[Interface dataset entries]
☆ ☆ ☆ ☆ ☆ ☆ ☆

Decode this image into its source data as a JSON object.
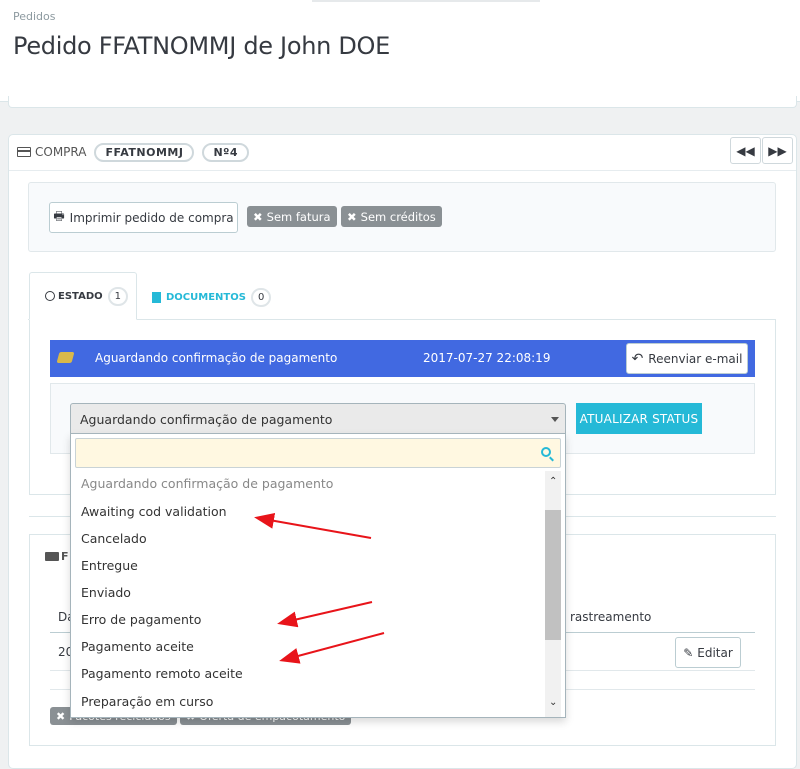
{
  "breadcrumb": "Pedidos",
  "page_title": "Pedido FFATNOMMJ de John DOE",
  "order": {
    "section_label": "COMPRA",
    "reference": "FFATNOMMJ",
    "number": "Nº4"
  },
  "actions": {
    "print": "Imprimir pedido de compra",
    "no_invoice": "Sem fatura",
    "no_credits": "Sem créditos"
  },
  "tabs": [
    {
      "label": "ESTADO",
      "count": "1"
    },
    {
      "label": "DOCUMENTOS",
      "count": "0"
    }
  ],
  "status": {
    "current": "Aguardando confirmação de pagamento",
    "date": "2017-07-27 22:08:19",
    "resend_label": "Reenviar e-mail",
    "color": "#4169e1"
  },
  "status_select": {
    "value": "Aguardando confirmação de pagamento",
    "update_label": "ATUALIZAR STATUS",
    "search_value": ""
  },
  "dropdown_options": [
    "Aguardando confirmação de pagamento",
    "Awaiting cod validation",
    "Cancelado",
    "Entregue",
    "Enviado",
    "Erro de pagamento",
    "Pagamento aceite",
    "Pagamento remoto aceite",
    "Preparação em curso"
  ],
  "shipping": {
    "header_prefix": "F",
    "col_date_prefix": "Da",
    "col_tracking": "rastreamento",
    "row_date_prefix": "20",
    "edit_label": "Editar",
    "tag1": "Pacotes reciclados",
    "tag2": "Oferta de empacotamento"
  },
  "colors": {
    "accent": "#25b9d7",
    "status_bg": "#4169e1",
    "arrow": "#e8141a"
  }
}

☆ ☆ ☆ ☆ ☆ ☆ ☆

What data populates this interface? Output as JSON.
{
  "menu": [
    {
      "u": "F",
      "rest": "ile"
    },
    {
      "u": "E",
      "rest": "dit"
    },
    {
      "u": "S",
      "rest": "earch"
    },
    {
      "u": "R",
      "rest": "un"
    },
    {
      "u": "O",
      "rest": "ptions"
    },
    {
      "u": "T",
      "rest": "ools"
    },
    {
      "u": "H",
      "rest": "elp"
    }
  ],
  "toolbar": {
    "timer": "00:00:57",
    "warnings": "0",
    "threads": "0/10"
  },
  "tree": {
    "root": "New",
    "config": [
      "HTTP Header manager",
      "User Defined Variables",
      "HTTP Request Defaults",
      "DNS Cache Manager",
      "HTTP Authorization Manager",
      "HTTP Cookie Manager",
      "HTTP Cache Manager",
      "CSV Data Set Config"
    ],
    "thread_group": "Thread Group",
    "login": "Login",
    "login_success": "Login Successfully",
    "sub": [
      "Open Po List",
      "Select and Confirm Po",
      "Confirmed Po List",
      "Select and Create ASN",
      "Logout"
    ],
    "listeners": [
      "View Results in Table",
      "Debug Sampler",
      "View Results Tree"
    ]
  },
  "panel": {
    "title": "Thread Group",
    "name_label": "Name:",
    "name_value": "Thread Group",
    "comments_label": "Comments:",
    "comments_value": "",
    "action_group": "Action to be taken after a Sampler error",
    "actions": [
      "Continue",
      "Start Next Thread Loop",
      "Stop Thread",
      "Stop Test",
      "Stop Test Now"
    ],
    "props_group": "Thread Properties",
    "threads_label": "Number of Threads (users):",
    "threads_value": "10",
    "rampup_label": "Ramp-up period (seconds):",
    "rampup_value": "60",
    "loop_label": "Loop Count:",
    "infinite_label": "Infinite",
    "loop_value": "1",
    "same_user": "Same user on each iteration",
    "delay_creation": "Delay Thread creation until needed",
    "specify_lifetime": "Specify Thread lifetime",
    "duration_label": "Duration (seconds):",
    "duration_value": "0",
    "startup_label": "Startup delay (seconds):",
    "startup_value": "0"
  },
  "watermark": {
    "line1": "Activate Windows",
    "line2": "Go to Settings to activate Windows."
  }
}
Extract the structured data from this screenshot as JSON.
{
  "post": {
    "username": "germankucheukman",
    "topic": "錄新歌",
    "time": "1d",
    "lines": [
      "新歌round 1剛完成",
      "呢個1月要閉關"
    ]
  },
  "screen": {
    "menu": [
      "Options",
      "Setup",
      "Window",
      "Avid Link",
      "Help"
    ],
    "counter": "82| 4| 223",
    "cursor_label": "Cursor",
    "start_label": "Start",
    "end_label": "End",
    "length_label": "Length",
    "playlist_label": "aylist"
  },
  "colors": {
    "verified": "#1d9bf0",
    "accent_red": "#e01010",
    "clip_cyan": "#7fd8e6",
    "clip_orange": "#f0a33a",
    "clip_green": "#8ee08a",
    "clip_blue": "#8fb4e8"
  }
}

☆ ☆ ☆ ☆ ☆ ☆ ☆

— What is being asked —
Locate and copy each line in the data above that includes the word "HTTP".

— Solved exercise —
      "HTTP Header manager",
      "HTTP Request Defaults",
      "HTTP Authorization Manager",
      "HTTP Cookie Manager",
      "HTTP Cache Manager",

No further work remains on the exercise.